Work instruction
Pictures stay out of the answer, but every line of the material must be restated exactly.

..........

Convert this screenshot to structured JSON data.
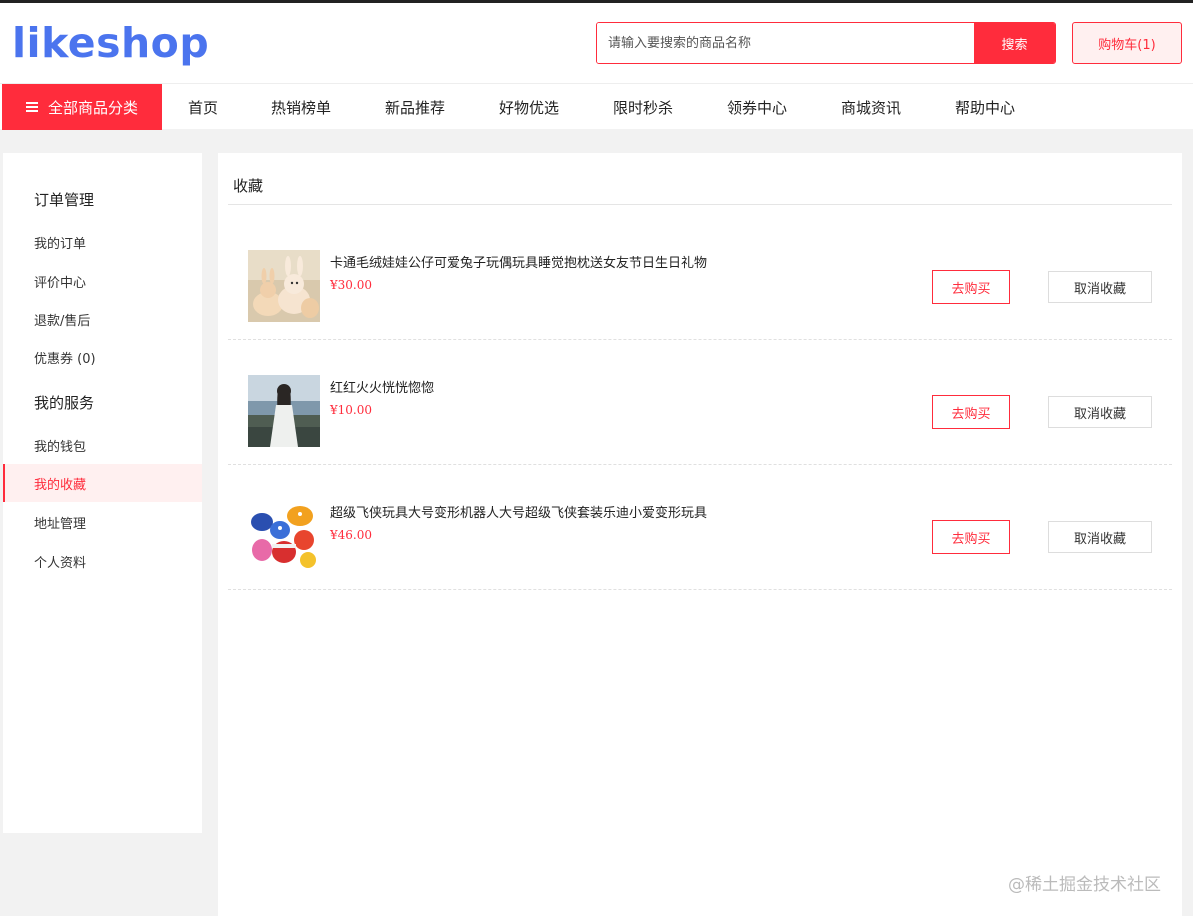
{
  "header": {
    "logo": "likeshop",
    "search_placeholder": "请输入要搜索的商品名称",
    "search_button": "搜索",
    "cart_label": "购物车(1)"
  },
  "nav": {
    "category_button": "全部商品分类",
    "items": [
      "首页",
      "热销榜单",
      "新品推荐",
      "好物优选",
      "限时秒杀",
      "领券中心",
      "商城资讯",
      "帮助中心"
    ]
  },
  "sidebar": {
    "group_orders": "订单管理",
    "my_orders": "我的订单",
    "reviews": "评价中心",
    "refunds": "退款/售后",
    "coupons": "优惠券 (0)",
    "group_services": "我的服务",
    "wallet": "我的钱包",
    "favorites": "我的收藏",
    "address": "地址管理",
    "profile": "个人资料"
  },
  "main": {
    "title": "收藏",
    "buy_label": "去购买",
    "cancel_label": "取消收藏",
    "items": [
      {
        "name": "卡通毛绒娃娃公仔可爱兔子玩偶玩具睡觉抱枕送女友节日生日礼物",
        "price": "¥30.00",
        "image": "plush-bunny-image"
      },
      {
        "name": "红红火火恍恍惚惚",
        "price": "¥10.00",
        "image": "girl-seaside-image"
      },
      {
        "name": "超级飞侠玩具大号变形机器人大号超级飞侠套装乐迪小爱变形玩具",
        "price": "¥46.00",
        "image": "super-wings-toys-image"
      }
    ]
  },
  "watermark": "@稀土掘金技术社区",
  "colors": {
    "accent": "#ff2c3c",
    "logo": "#4b74ee",
    "active_bg": "#fff0f0"
  }
}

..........

Result of the task
Convert this screenshot to structured JSON data.
{
  "header": {
    "logo": "likeshop",
    "search_placeholder": "请输入要搜索的商品名称",
    "search_button": "搜索",
    "cart_label": "购物车(1)"
  },
  "nav": {
    "category_button": "全部商品分类",
    "items": [
      "首页",
      "热销榜单",
      "新品推荐",
      "好物优选",
      "限时秒杀",
      "领券中心",
      "商城资讯",
      "帮助中心"
    ]
  },
  "sidebar": {
    "group_orders": "订单管理",
    "my_orders": "我的订单",
    "reviews": "评价中心",
    "refunds": "退款/售后",
    "coupons": "优惠券 (0)",
    "group_services": "我的服务",
    "wallet": "我的钱包",
    "favorites": "我的收藏",
    "address": "地址管理",
    "profile": "个人资料"
  },
  "main": {
    "title": "收藏",
    "buy_label": "去购买",
    "cancel_label": "取消收藏",
    "items": [
      {
        "name": "卡通毛绒娃娃公仔可爱兔子玩偶玩具睡觉抱枕送女友节日生日礼物",
        "price": "¥30.00",
        "image": "plush-bunny-image"
      },
      {
        "name": "红红火火恍恍惚惚",
        "price": "¥10.00",
        "image": "girl-seaside-image"
      },
      {
        "name": "超级飞侠玩具大号变形机器人大号超级飞侠套装乐迪小爱变形玩具",
        "price": "¥46.00",
        "image": "super-wings-toys-image"
      }
    ]
  },
  "watermark": "@稀土掘金技术社区",
  "colors": {
    "accent": "#ff2c3c",
    "logo": "#4b74ee",
    "active_bg": "#fff0f0"
  }
}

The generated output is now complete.